◆ Exercise aim:
Copy each line of the data beneath in which the word "number" appears.

****

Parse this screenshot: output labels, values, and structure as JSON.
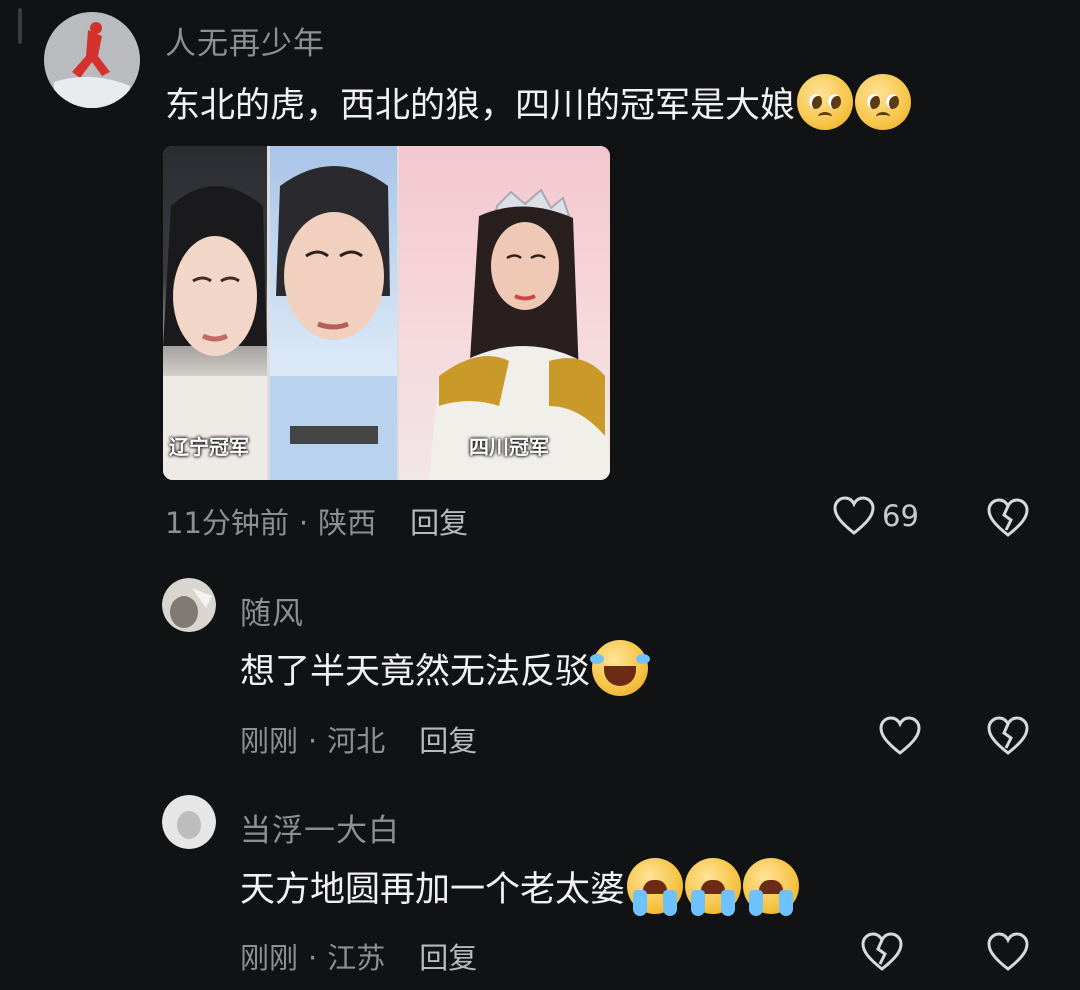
{
  "comments": [
    {
      "username": "人无再少年",
      "text": "东北的虎，西北的狼，四川的冠军是大娘",
      "emojis": [
        "pleading-face-icon",
        "pleading-face-icon"
      ],
      "time": "11分钟前",
      "region": "陕西",
      "reply_label": "回复",
      "likes": "69",
      "image": {
        "panels": [
          {
            "caption": "辽宁冠军"
          },
          {
            "caption": ""
          },
          {
            "caption": "四川冠军"
          }
        ]
      }
    },
    {
      "username": "随风",
      "text": "想了半天竟然无法反驳",
      "emojis": [
        "laughing-crying-face-icon"
      ],
      "time": "刚刚",
      "region": "河北",
      "reply_label": "回复"
    },
    {
      "username": "当浮一大白",
      "text": "天方地圆再加一个老太婆",
      "emojis": [
        "loudly-crying-face-icon",
        "loudly-crying-face-icon",
        "loudly-crying-face-icon"
      ],
      "time": "刚刚",
      "region": "江苏",
      "reply_label": "回复"
    }
  ],
  "separator": "·",
  "colors": {
    "background": "#111214",
    "text": "#f2f2f3",
    "muted": "#8e8f94"
  }
}
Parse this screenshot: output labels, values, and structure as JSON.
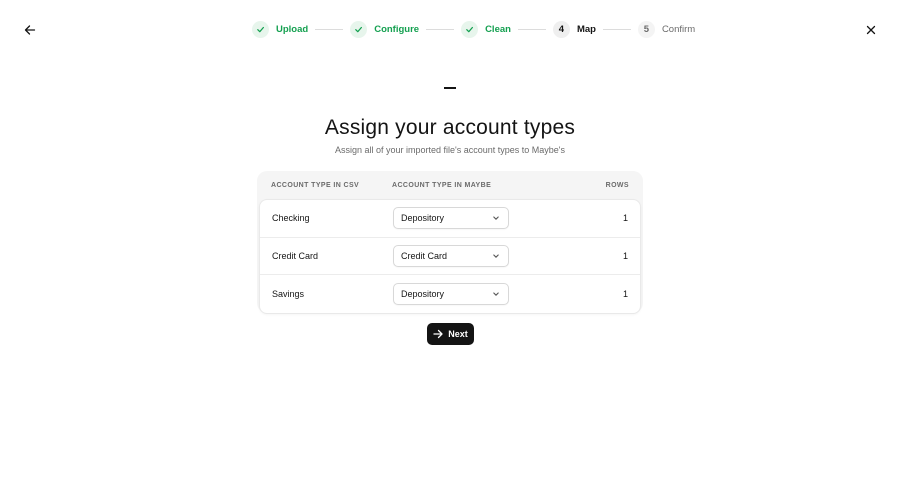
{
  "nav": {
    "back_icon": "arrow-left-icon",
    "close_icon": "close-icon"
  },
  "stepper": {
    "steps": [
      {
        "number": "1",
        "label": "Upload",
        "state": "done"
      },
      {
        "number": "2",
        "label": "Configure",
        "state": "done"
      },
      {
        "number": "3",
        "label": "Clean",
        "state": "done"
      },
      {
        "number": "4",
        "label": "Map",
        "state": "current"
      },
      {
        "number": "5",
        "label": "Confirm",
        "state": "future"
      }
    ]
  },
  "page": {
    "title": "Assign your account types",
    "subtitle": "Assign all of your imported file's account types to Maybe's"
  },
  "table": {
    "headers": {
      "csv": "Account type in CSV",
      "maybe": "Account type in Maybe",
      "rows": "Rows"
    },
    "rows": [
      {
        "csv": "Checking",
        "maybe": "Depository",
        "count": "1"
      },
      {
        "csv": "Credit Card",
        "maybe": "Credit Card",
        "count": "1"
      },
      {
        "csv": "Savings",
        "maybe": "Depository",
        "count": "1"
      }
    ]
  },
  "actions": {
    "next_label": "Next",
    "next_icon": "arrow-right-icon"
  },
  "colors": {
    "done": "#14a050",
    "primary": "#141414",
    "muted": "#6b6b6b"
  }
}
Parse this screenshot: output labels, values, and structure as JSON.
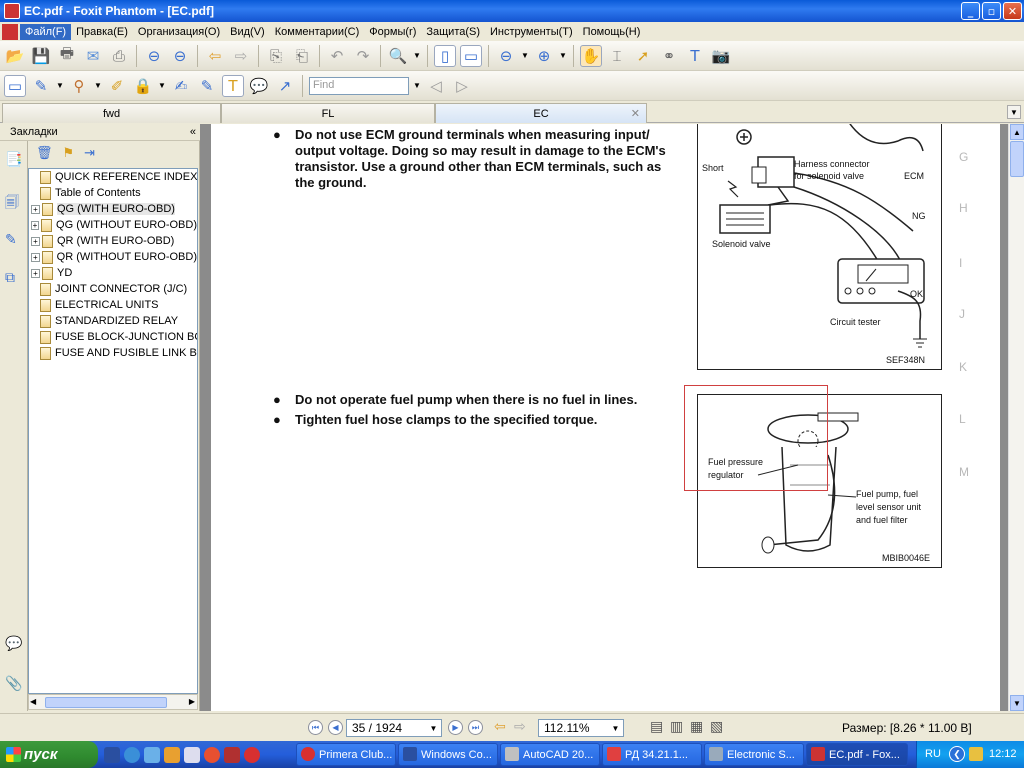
{
  "window": {
    "title": "EC.pdf - Foxit Phantom - [EC.pdf]",
    "buttons": {
      "minimize": "_",
      "maximize": "▫",
      "close": "✕"
    }
  },
  "menu": [
    "Файл(F)",
    "Правка(E)",
    "Организация(O)",
    "Вид(V)",
    "Комментарии(C)",
    "Формы(r)",
    "Защита(S)",
    "Инструменты(T)",
    "Помощь(H)"
  ],
  "toolbar": {
    "find_placeholder": "Find"
  },
  "tabs": [
    {
      "label": "fwd"
    },
    {
      "label": "FL"
    },
    {
      "label": "EC",
      "active": true
    }
  ],
  "bookmarks": {
    "header": "Закладки",
    "collapse": "«",
    "items": [
      {
        "label": "QUICK REFERENCE INDEX",
        "expandable": false,
        "indent": 0
      },
      {
        "label": "Table of Contents",
        "expandable": false,
        "indent": 0
      },
      {
        "label": "QG (WITH EURO-OBD)",
        "expandable": true,
        "indent": 1,
        "selected": true
      },
      {
        "label": "QG (WITHOUT EURO-OBD)",
        "expandable": true,
        "indent": 1
      },
      {
        "label": "QR (WITH EURO-OBD)",
        "expandable": true,
        "indent": 1
      },
      {
        "label": "QR (WITHOUT EURO-OBD)",
        "expandable": true,
        "indent": 1
      },
      {
        "label": "YD",
        "expandable": true,
        "indent": 1
      },
      {
        "label": "JOINT CONNECTOR (J/C)",
        "expandable": false,
        "indent": 0
      },
      {
        "label": "ELECTRICAL UNITS",
        "expandable": false,
        "indent": 0
      },
      {
        "label": "STANDARDIZED RELAY",
        "expandable": false,
        "indent": 0
      },
      {
        "label": "FUSE BLOCK-JUNCTION BOX (J",
        "expandable": false,
        "indent": 0
      },
      {
        "label": "FUSE AND FUSIBLE LINK BOX",
        "expandable": false,
        "indent": 0
      }
    ]
  },
  "document": {
    "bullet1_lines": [
      "Do not use ECM ground terminals when measuring input/",
      "output voltage. Doing so may result in damage to the ECM's",
      "transistor. Use a ground other than ECM terminals, such as",
      "the ground."
    ],
    "bullet2": "Do not operate fuel pump when there is no fuel in lines.",
    "bullet3": "Tighten fuel hose clamps to the specified torque.",
    "bullet_glyph": "●",
    "side_letters": [
      "G",
      "H",
      "I",
      "J",
      "K",
      "L",
      "M"
    ],
    "figure1": {
      "short": "Short",
      "harness": "Harness connector",
      "harness2": "for solenoid valve",
      "ecm": "ECM",
      "ng": "NG",
      "ok": "OK",
      "solenoid": "Solenoid valve",
      "tester": "Circuit tester",
      "code": "SEF348N"
    },
    "figure2": {
      "regulator1": "Fuel pressure",
      "regulator2": "regulator",
      "pump1": "Fuel pump, fuel",
      "pump2": "level sensor unit",
      "pump3": "and fuel filter",
      "code": "MBIB0046E"
    }
  },
  "status": {
    "page": "35 / 1924",
    "zoom": "112.11%",
    "size": "Размер: [8.26 * 11.00 B]"
  },
  "taskbar": {
    "start": "пуск",
    "tasks": [
      {
        "label": "Primera Club..."
      },
      {
        "label": "Windows Co..."
      },
      {
        "label": "AutoCAD 20..."
      },
      {
        "label": "РД 34.21.1..."
      },
      {
        "label": "Electronic S..."
      },
      {
        "label": "EC.pdf - Fox...",
        "active": true
      }
    ],
    "lang": "RU",
    "clock": "12:12"
  },
  "colors": {
    "accent": "#316ac5",
    "highlight_box": "#d04040",
    "taskbar": "#245edb"
  }
}
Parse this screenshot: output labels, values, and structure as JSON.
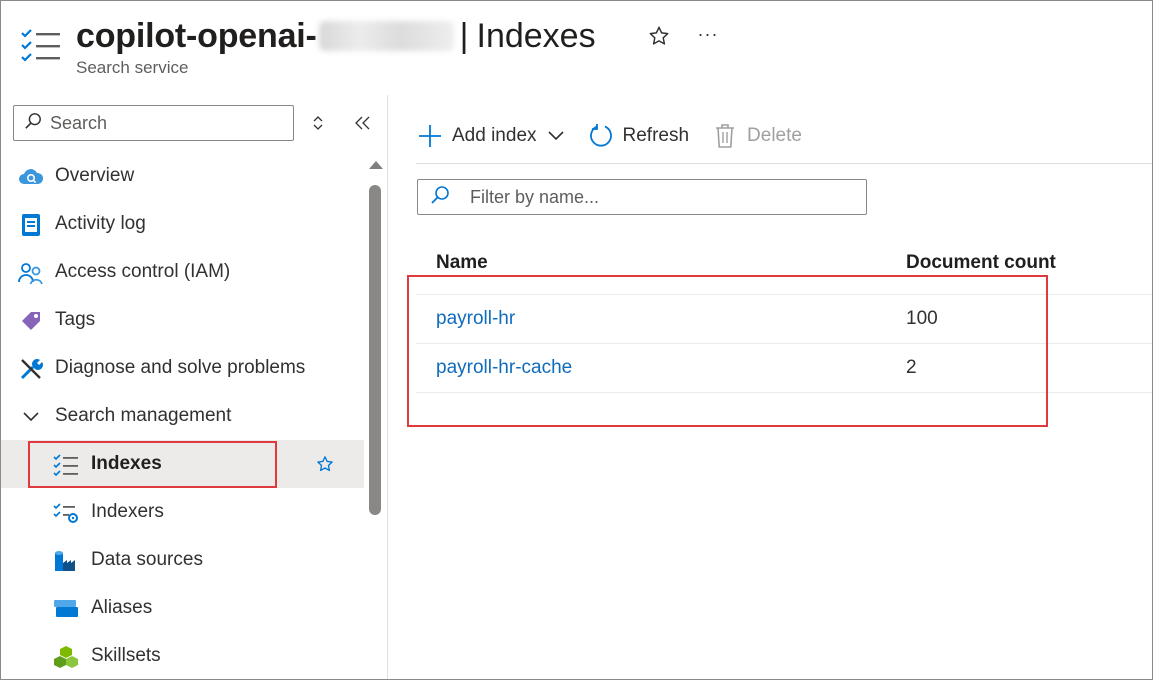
{
  "header": {
    "title_prefix": "copilot-openai-",
    "separator": "|",
    "page_name": "Indexes",
    "subtitle": "Search service",
    "more_label": "···"
  },
  "sidebar": {
    "search_placeholder": "Search",
    "items": [
      {
        "label": "Overview",
        "icon": "cloud-search-icon"
      },
      {
        "label": "Activity log",
        "icon": "activity-log-icon"
      },
      {
        "label": "Access control (IAM)",
        "icon": "people-icon"
      },
      {
        "label": "Tags",
        "icon": "tag-icon"
      },
      {
        "label": "Diagnose and solve problems",
        "icon": "wrench-icon"
      },
      {
        "label": "Search management",
        "icon": "chevron-down-icon"
      },
      {
        "label": "Indexes",
        "icon": "indexes-icon",
        "selected": true
      },
      {
        "label": "Indexers",
        "icon": "indexers-icon"
      },
      {
        "label": "Data sources",
        "icon": "data-sources-icon"
      },
      {
        "label": "Aliases",
        "icon": "aliases-icon"
      },
      {
        "label": "Skillsets",
        "icon": "skillsets-icon"
      }
    ]
  },
  "toolbar": {
    "add_index_label": "Add index",
    "refresh_label": "Refresh",
    "delete_label": "Delete"
  },
  "filter": {
    "placeholder": "Filter by name..."
  },
  "table": {
    "columns": [
      "Name",
      "Document count"
    ],
    "rows": [
      {
        "name": "payroll-hr",
        "count": "100"
      },
      {
        "name": "payroll-hr-cache",
        "count": "2"
      }
    ]
  },
  "colors": {
    "link": "#0f6cbd",
    "accent": "#0078d4",
    "highlight_box": "#e0393e",
    "selected_bg": "#edebe9"
  }
}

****

◆ Solution:
        "number": "1",
        "number": "2",
        "number": "3",
        "number": "4",
        "number": "5",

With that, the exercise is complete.